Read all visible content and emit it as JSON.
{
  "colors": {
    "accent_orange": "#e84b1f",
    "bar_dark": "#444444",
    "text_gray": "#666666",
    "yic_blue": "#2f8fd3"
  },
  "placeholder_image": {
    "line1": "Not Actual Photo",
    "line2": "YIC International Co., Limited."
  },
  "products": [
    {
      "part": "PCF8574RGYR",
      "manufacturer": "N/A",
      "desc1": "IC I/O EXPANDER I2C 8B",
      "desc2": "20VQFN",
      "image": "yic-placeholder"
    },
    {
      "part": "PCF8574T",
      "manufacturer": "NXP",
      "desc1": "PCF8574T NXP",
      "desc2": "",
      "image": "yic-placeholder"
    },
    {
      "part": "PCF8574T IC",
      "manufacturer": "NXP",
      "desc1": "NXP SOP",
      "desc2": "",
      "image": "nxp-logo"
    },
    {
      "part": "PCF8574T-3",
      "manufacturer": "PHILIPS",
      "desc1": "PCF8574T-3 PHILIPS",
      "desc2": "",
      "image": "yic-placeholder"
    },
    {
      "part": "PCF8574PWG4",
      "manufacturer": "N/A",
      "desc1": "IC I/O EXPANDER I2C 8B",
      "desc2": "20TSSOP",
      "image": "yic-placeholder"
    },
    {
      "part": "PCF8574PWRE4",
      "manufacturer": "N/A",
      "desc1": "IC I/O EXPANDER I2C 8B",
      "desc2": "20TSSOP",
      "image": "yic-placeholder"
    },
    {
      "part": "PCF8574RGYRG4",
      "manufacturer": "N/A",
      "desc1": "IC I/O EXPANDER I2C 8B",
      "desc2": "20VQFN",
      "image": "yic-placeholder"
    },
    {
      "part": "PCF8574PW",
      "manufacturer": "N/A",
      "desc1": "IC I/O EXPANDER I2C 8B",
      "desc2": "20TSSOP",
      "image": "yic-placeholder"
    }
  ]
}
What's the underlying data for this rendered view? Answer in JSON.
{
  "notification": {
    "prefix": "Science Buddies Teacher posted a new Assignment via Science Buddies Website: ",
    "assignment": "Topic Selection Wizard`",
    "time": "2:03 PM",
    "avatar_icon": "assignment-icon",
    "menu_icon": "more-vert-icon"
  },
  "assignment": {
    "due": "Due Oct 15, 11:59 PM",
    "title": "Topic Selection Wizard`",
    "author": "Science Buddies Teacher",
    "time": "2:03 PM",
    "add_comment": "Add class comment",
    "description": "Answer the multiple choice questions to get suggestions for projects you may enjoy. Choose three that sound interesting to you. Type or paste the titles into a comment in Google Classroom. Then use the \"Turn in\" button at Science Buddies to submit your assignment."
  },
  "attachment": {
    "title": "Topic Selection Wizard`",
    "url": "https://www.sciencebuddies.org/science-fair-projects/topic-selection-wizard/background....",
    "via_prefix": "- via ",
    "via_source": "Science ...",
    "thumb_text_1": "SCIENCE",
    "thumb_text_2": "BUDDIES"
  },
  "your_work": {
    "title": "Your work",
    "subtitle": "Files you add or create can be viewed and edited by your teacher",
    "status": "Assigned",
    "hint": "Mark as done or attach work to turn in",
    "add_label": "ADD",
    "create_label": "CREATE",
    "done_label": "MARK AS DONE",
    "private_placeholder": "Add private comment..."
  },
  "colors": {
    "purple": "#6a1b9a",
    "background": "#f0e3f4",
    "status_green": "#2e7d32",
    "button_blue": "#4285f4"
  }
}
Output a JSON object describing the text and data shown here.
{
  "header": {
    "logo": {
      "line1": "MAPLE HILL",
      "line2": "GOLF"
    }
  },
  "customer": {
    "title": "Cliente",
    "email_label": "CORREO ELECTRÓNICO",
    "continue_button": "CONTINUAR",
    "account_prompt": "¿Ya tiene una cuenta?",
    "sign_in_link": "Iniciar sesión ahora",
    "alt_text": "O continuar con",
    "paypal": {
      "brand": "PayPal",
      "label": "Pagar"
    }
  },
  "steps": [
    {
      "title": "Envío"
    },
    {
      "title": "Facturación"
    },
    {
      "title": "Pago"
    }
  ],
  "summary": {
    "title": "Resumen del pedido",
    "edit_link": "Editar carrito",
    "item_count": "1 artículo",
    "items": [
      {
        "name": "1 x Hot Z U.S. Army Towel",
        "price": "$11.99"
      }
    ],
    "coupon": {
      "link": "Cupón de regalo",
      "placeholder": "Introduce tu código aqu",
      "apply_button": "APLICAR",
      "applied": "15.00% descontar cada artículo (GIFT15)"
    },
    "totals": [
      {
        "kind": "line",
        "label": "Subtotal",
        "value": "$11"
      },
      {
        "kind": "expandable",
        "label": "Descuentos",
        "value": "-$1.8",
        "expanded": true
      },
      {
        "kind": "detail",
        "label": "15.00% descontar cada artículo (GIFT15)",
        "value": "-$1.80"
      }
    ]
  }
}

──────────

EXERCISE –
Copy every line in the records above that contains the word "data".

ANSWER TO THIS EXERCISE –
What's the underlying data for this rendered view? Answer in JSON.
Output a JSON object describing the text and data shown here.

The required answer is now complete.